Maps offer clarity about the world around us. They tell us where we are, where we have been, and where we are going. They tell us what things are and where they belong. We place tokens of the things we value in their proper places in our maps. Having said all that in this context of map and beach, it might seem strange to add that our maps can become so detailed and so important to us that we can mistake a map for reality.
“How can that be?” you ask. “Who could mistake the beach for a road map?”
We make maps of everything in our heads and sometimes we get so caught up in those maps, our “virtual worlds”, our “Sim Cities” as it were, that we mistake them for reality. We have come to prefer the virtual to the real world. Aren’t these virtual spaces cleaner and prettier than our real world? Everything is under control in our mapped-out worlds from our virtual homes and communities to our daily routines. Our pathway to eternity seems laid out in a clear pattern. We all do it. Our brains are built to excel at map making and world building. The problem comes when reality sneaks into our carefully managed dreams and goes through our stuff as if it were a thief in the night stealing everything of value and leaving us lost and confused. We thought our maps were accurate and secure, and therefore our future was certain. After the thief leaves, we may not be sure where we are or even who we are.
A simple example of this is like when a poor swimmer, who has come to rely on a floating device to get him from one wave to the next, suddenly finds himself out in deep water without it. He is now without sufficient means to swim on his own. He begins to drown because he handicapped himself by believing the man-made floating device would always be available to him. His mind map, which told him the water was safe with the floating device, no longer fits reality. If he survives the ordeal, he must adjust his map. There are things he can do to avoid the same problem. He can decide to never go near the water again or he can learn how to swim without a floating device. We adapt our map to our new view of reality.

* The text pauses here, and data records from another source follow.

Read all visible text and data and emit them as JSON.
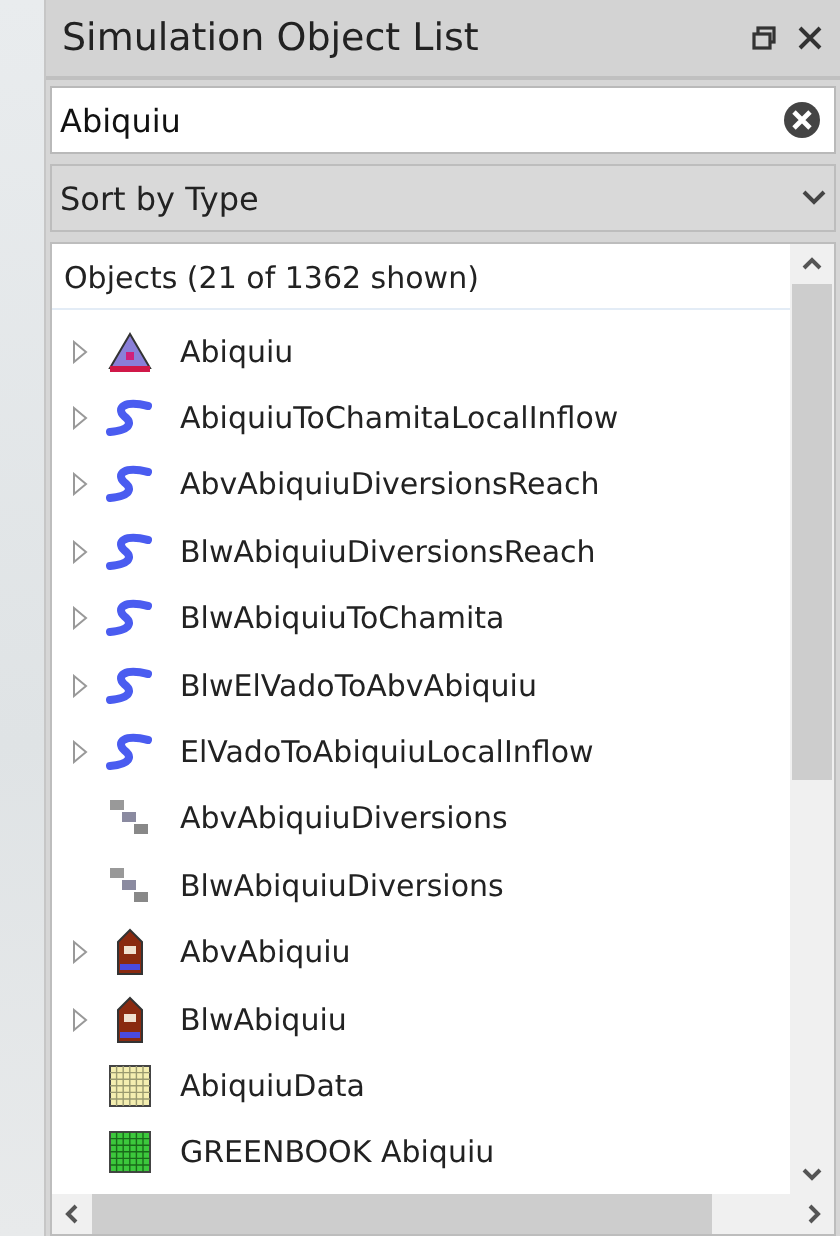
{
  "panel": {
    "title": "Simulation Object List"
  },
  "search": {
    "value": "Abiquiu"
  },
  "sort": {
    "value": "Sort by Type"
  },
  "list": {
    "header": "Objects (21 of 1362 shown)",
    "items": [
      {
        "kind": "reservoir",
        "label": "Abiquiu",
        "expandable": true
      },
      {
        "kind": "reach",
        "label": "AbiquiuToChamitaLocalInflow",
        "expandable": true
      },
      {
        "kind": "reach",
        "label": "AbvAbiquiuDiversionsReach",
        "expandable": true
      },
      {
        "kind": "reach",
        "label": "BlwAbiquiuDiversionsReach",
        "expandable": true
      },
      {
        "kind": "reach",
        "label": "BlwAbiquiuToChamita",
        "expandable": true
      },
      {
        "kind": "reach",
        "label": "BlwElVadoToAbvAbiquiu",
        "expandable": true
      },
      {
        "kind": "reach",
        "label": "ElVadoToAbiquiuLocalInflow",
        "expandable": true
      },
      {
        "kind": "diversion",
        "label": "AbvAbiquiuDiversions",
        "expandable": false
      },
      {
        "kind": "diversion",
        "label": "BlwAbiquiuDiversions",
        "expandable": false
      },
      {
        "kind": "gage",
        "label": "AbvAbiquiu",
        "expandable": true
      },
      {
        "kind": "gage",
        "label": "BlwAbiquiu",
        "expandable": true
      },
      {
        "kind": "data",
        "label": "AbiquiuData",
        "expandable": false
      },
      {
        "kind": "greenbook",
        "label": "GREENBOOK Abiquiu",
        "expandable": false
      }
    ]
  }
}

There is another danger with maps. Sometimes, we find our maps so overwritten and/or contradictory to what we experience in reality that we can’t make sense of them. Depression and anxiety overwhelm us because we have become reliant on a faulty map and mistaken it for reality. A sudden death of a loved one or a betrayal of a friend can do this. We hope that the mind maps we have (or can find) for dealing with tragedy are strong and reliable enough to pull us out of the dark and empty place we find ourselves in.
So, it is important to compare our maps – the big ones and the little ones – with reality. Indeed, it is important to remember there is a reality beyond our maps. Every once in a while, we need to toss the map and engage in that greater part of the universe that we tend to push out of our minds. We need to remind ourselves that there is more to reality than the busyness of our daily lives. This is as true for our vacation trips as well as for our ultimate destination beyond death.